NEW YORK - Mary Walker Phillips, a prominent textile artist who took the utilitarian craft of knitting and gave it bold new life as a modern art form to be displayed on the walls of museums around the world, died Nov. 3 at her home in Fresno, Calif. She was 83. A longtime resident of Greenwich Village, Ms. Phillips had lived in Fresno in recent years.
The cause was complications of Alzheimer's disease, said her brother, W. David Phillips, also of Fresno and her only immediate survivor.
For centuries, knitting was a homey pastime, ideal for making sweaters, socks, and hats. It was less a creative art than a recreative one: women, for it was nearly always a woman who wielded the needles, typically worked from printed patterns, following a set of instructions to produce a finished garment of predetermined design and dimensions.
By the mid-20th century, other textile traditions, such as weaving, had crept into the realm of fine art, hung in galleries and reviewed seriously by critics. But knitting, consigned to the hearth, lagged far behind.
What Ms. Phillips did, starting in the early 1960s, was to liberate knitting from the yoke of the sweater. Where traditional knitters were classical artists, faithfully reproducing a score, Ms. Phillips knit jazz. In her hands, knitting became a free-form, improvisational art, with no rules, no patterns, and no utilitarian end in sight.
Traditional materials also went out the window: where garment knitting generally involves wool or cotton, Ms. Phillips' huge, abstract, diaphanous hangings might also use linen, silk, paper tape, or fine metal wire. They sometimes incorporated materials like bells, seeds, and bits of mica.
Considered one of the two or three most influential knitters of the second half of the 20th century, Ms. Phillips was a fellow of the American Craft Council, an honor bestowed on only the most distinguished artisans. Exhibited worldwide, her work (which also includes avant-garde macramé) is in the permanent collections of major museums including the Museum of Modern Art, the Cooper-Hewitt National Design Museum, and the Art Institute of Chicago.
Mary Walker Phillips was born in Fresno on Nov. 23, 1923, to a prominent family descended from California pioneers.
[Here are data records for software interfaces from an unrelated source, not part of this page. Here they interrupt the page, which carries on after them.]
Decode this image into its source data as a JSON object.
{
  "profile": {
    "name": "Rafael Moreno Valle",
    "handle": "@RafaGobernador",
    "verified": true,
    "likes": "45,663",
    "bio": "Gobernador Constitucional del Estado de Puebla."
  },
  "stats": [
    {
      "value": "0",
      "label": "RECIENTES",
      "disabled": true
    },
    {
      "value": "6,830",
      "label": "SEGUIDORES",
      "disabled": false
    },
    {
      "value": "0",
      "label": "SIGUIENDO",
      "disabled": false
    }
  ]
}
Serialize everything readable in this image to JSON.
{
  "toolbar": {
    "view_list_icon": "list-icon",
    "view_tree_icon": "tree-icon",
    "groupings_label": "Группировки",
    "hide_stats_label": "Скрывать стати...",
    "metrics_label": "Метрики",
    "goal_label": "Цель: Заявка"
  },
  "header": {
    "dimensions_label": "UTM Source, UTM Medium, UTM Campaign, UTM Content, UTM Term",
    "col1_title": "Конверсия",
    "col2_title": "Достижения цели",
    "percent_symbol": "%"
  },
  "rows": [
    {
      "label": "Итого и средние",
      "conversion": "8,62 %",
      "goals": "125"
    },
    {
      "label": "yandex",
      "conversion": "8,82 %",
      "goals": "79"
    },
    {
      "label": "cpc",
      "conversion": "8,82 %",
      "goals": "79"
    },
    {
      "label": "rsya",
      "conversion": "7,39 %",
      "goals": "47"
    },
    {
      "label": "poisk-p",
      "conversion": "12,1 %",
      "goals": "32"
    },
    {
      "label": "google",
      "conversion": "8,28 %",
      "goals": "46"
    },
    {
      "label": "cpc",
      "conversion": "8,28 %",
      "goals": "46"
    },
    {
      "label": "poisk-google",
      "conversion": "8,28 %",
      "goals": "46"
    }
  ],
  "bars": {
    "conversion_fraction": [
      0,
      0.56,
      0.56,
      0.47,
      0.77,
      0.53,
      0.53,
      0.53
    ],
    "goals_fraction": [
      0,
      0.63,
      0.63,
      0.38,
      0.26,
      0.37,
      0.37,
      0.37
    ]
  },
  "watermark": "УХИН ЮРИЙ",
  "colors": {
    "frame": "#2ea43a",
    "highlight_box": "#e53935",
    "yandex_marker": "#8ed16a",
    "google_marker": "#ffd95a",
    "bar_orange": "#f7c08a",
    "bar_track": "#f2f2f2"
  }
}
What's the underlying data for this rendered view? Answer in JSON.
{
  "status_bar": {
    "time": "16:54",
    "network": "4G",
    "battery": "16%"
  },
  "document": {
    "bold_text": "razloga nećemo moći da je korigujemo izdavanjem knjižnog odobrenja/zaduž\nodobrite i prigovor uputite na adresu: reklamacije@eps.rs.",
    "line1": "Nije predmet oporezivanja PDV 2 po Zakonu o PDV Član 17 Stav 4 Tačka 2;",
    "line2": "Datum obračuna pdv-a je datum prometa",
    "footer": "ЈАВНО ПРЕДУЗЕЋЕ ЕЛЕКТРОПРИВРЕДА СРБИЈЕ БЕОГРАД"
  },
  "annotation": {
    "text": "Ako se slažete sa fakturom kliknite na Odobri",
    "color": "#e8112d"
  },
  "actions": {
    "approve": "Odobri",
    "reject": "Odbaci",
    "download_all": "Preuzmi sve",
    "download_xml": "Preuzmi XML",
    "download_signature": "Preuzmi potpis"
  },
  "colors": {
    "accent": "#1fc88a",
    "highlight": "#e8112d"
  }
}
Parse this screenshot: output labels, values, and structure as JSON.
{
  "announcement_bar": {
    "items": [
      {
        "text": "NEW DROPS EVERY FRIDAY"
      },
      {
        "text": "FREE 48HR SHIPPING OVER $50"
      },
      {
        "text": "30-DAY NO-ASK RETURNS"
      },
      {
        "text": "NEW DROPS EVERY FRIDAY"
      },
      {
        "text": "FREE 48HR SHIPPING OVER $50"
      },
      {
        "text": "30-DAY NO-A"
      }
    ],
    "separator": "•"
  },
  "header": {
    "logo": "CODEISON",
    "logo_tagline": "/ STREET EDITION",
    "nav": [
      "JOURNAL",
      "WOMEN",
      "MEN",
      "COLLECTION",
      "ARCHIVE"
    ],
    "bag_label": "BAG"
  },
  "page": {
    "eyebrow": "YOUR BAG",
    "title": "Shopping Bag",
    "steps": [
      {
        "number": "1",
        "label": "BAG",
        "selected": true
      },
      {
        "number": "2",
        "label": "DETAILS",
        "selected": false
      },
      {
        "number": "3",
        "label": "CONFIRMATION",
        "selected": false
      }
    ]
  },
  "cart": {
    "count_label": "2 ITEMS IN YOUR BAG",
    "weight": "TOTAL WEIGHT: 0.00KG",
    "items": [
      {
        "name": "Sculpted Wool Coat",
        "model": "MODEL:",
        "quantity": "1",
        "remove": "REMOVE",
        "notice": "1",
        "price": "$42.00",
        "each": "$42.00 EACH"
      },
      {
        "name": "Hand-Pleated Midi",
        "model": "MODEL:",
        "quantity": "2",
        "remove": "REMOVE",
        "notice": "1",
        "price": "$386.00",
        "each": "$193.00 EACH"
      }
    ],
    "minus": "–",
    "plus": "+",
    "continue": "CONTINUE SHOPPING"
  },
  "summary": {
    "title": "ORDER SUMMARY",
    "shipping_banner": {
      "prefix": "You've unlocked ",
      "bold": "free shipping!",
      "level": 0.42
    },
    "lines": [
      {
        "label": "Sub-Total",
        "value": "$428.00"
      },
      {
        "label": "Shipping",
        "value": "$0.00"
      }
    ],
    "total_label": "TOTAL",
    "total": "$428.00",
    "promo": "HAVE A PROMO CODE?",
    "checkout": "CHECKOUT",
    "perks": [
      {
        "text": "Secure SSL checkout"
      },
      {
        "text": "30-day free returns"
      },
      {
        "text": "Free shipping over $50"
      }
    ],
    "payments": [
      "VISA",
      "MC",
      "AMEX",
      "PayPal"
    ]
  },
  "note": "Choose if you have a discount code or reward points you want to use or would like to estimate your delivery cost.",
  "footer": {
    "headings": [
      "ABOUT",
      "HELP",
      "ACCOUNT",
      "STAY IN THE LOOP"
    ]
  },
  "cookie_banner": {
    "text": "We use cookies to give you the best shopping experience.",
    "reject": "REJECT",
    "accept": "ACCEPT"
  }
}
A traditional knitter in childhood, Ms. Phillips began her artistic career as a weaver. After studying at the Cranbrook Academy of Art in Michigan, she worked in San Francisco and Switzerland, weaving fabric for clothing, upholstery, and table linens. She later opened her own studio in Fresno.
Just how accomplished Ms. Phillips was at the loom can been judged from a telegram she received in April 1948: "kindly bring cotton material for weaving thirty five yards drapes natural deep rose lavender and dark brown. also gold metallics."
It was signed "Mrs. Frank Lloyd Wright." Ms. Phillips spent three weeks at Taliesin West, the Wrights' home in Scottsdale, Ariz., weaving the family's drapes and tablecloths.
In 1960, Ms. Phillips returned to Cranbrook, completing her bachelor's degree and, in 1963, earning a master of fine arts, concentrating in experimental textiles. Around this time, a friend, the noted fabric designer Jack Lenor Larsen, suggested she experiment with knitting as a medium for contemporary art.
Ms. Phillips, who settled in New York in a yarn-filled apartment on Horatio Street, took up her needles once more. But what sprang from them was like no knitting ever seen. Using techniques that went beyond traditional knit and purl stitches, she created pieces that looked like delicate tapestries or vast expanses of lace, with transparent latticework, open areas, and whorled textural patterns. Hung away from the wall and lighted well, her work threw off a dramatic counterpoint of shadows.
Ms. Phillips, who was also widely known as a writer and teacher, taught for many years at the New School for Social Research. Her books include "Creative Knitting: A New Art Form" (Van Nostrand Reinhold), considered groundbreaking when it was published in 1971; "Knitting Counterpanes: Traditional Coverlet Patterns for Contemporary Knitters" (Taunton Press, 1989); and "Step-by-Step Macrame," (Golden Press, 1970), regarded as rehabilitating a much-maligned art form.
Despite decades of acclaim as a maker of high art, Ms. Phillips was known to have knit the occasional wearable object. She made fine argyle socks for her brother, for instance, as he recalled in a telephone interview last week. She had made him a pair, he said, as recently as the 1950s.